- _Data excerpts_:

Start of Block

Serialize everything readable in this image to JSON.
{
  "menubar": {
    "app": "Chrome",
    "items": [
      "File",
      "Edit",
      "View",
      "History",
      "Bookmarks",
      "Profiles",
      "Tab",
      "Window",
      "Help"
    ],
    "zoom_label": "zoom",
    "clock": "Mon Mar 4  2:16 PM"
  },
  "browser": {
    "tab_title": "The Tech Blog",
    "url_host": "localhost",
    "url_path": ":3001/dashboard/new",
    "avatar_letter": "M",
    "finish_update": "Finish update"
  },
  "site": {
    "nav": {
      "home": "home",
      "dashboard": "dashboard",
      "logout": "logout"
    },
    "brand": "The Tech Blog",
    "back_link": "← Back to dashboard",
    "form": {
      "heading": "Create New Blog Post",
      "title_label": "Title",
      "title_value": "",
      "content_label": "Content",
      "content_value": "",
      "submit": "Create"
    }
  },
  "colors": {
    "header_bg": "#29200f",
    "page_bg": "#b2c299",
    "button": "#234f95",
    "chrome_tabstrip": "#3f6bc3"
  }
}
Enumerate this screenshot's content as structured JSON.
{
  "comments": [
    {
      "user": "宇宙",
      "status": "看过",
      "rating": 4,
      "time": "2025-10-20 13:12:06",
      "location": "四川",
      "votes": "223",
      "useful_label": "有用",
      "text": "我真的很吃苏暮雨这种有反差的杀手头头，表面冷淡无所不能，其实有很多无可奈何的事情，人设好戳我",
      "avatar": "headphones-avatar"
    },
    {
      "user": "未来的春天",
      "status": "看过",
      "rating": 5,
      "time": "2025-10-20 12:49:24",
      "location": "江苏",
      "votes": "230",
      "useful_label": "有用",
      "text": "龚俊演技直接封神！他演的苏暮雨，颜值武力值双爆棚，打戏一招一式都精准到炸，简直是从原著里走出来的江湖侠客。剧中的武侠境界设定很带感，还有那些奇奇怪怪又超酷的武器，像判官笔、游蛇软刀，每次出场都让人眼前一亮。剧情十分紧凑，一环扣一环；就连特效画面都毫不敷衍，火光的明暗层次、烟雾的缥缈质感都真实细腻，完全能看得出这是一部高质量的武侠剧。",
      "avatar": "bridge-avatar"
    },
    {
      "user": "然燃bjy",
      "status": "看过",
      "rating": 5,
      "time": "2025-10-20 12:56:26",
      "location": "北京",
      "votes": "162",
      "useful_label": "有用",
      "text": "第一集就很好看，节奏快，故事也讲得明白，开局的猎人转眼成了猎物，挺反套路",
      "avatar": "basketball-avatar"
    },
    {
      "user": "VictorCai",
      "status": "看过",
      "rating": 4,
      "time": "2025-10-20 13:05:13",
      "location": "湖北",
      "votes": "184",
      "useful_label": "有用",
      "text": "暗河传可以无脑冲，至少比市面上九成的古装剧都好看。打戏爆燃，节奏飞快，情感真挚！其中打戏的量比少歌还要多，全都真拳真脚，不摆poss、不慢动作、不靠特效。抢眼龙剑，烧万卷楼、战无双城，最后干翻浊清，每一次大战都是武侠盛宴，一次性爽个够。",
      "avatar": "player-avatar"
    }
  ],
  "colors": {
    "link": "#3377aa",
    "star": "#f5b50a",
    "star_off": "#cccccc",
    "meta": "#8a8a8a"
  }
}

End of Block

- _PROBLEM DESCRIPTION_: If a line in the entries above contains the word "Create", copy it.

- _TASK SOLUTION_:
      "heading": "Create New Blog Post",
      "submit": "Create"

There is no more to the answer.